Ingredients

1 to 1½ pounds beets, preferably small

1 yellow onion or 2 large shallots

Salt and freshly ground black pepper

2 teaspoons Dijon mustard, or to taste

1 tablespoon extra-virgin olive oil

2 tablespoons sherry or other good strong vinegar

1 sprig fresh tarragon, minced, if available

1/4 cup chopped parsley leaves

 

Instructions

  • Peel the beets and onions/shallots. Combine them in a food processor and pulse carefully until the beets are shredded; do not purée. (Or grate the beets by hand and mince the onion/shallots, then combine.) Scrape into a bowl.
  • Toss with the salt, pepper, mustard, oil and vinegar. Taste and adjust the seasoning. Toss in the herbs and serve.

 

Variations

  1. Raw Beet Salad with Carrot and Ginger. Ginger and beets are killer together. Use equal parts beet and carrot, about 8 ounces of each. Treat the carrots as you do the beets (you can process them together), adding about a tablespoon of minced peeled ginger to the mix; omit the tarragon. Substitute peanut for olive oil, lime juice for sherry vinegar, and cilantro for the parsley.
  2. Raw Beet Salad with Yogurt Dressing.

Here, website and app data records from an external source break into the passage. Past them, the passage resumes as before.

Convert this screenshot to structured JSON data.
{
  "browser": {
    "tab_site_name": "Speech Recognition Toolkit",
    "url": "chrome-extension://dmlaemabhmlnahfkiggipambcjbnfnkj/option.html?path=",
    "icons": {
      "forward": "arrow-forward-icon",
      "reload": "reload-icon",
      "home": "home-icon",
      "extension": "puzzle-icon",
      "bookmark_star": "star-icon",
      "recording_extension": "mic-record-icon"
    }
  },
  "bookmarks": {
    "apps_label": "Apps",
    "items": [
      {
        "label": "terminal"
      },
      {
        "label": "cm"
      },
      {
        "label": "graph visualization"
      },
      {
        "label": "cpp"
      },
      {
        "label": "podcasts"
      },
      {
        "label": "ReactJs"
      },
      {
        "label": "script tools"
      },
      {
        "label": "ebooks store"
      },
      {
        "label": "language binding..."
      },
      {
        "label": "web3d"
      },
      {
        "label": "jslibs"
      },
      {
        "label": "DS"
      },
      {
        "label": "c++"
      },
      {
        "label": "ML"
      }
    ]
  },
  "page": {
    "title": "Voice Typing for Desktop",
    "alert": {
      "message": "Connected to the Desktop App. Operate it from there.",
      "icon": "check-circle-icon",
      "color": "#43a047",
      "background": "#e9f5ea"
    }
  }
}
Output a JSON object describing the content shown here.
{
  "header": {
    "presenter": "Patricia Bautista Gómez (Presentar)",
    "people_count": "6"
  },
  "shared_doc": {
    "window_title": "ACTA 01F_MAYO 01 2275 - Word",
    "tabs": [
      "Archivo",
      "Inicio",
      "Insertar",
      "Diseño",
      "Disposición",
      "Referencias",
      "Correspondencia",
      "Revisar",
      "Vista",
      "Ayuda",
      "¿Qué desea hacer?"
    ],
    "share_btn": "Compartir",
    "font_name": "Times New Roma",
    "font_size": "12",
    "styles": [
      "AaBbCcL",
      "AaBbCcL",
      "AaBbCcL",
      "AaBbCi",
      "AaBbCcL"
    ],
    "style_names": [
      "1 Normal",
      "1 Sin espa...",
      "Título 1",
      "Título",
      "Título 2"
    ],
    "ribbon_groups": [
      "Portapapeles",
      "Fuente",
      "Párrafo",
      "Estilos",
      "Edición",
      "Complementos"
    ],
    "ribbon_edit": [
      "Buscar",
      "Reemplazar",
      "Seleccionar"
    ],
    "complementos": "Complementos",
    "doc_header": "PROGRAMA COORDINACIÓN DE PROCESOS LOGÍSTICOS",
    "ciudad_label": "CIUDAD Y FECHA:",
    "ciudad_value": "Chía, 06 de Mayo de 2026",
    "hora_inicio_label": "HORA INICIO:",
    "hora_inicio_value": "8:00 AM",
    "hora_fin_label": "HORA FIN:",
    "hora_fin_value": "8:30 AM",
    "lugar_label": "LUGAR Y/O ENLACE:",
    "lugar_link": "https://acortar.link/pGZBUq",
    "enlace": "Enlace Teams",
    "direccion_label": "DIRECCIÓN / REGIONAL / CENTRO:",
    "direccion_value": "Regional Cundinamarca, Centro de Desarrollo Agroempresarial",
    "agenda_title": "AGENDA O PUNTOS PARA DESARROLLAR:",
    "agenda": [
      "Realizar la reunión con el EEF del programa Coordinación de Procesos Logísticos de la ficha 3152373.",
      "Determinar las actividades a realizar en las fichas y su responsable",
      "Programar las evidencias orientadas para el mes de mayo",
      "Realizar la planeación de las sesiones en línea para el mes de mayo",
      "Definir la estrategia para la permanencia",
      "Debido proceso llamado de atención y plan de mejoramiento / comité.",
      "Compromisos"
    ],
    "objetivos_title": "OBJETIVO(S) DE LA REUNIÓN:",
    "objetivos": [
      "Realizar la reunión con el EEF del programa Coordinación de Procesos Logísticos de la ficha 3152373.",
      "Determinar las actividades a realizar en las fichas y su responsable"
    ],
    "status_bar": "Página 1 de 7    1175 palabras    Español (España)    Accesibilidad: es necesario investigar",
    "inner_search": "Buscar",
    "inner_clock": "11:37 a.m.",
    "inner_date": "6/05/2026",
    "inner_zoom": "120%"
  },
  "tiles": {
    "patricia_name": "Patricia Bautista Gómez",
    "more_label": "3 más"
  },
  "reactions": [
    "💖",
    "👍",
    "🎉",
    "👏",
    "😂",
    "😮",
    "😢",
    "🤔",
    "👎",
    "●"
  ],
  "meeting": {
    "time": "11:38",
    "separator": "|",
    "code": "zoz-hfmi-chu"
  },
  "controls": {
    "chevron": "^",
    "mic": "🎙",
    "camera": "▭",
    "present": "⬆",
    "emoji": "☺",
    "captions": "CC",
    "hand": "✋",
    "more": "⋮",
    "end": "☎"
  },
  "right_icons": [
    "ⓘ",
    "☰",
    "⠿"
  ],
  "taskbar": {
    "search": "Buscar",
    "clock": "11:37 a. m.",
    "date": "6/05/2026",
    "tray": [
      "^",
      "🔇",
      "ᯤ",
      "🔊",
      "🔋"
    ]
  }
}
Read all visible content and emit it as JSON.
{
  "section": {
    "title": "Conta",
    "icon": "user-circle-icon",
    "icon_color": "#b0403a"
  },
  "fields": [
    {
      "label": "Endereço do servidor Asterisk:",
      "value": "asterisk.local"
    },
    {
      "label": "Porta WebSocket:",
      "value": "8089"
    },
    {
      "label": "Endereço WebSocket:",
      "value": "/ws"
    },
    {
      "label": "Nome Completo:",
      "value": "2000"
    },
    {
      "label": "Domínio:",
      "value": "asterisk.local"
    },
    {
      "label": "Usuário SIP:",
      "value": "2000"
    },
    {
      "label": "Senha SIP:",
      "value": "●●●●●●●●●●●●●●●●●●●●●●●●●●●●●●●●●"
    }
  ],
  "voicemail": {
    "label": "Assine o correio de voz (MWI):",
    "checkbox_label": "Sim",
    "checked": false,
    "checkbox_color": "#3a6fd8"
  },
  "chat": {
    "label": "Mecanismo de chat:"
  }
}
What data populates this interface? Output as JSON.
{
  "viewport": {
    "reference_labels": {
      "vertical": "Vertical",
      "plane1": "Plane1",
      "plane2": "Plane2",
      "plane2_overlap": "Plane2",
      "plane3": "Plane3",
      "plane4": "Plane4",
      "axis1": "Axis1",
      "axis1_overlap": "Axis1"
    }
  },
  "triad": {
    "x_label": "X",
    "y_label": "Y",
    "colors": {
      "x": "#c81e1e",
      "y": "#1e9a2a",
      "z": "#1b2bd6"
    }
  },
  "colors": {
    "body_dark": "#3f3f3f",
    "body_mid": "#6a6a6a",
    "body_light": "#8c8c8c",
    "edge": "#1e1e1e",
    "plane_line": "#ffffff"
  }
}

Replace the olive oil and one of the tablespoons of vinegar with 2 tablespoons plain yogurt, preferably whole-milk or low-fat.

Recipe adapted from http://markbittman.com/recipe/raw-beet-salad/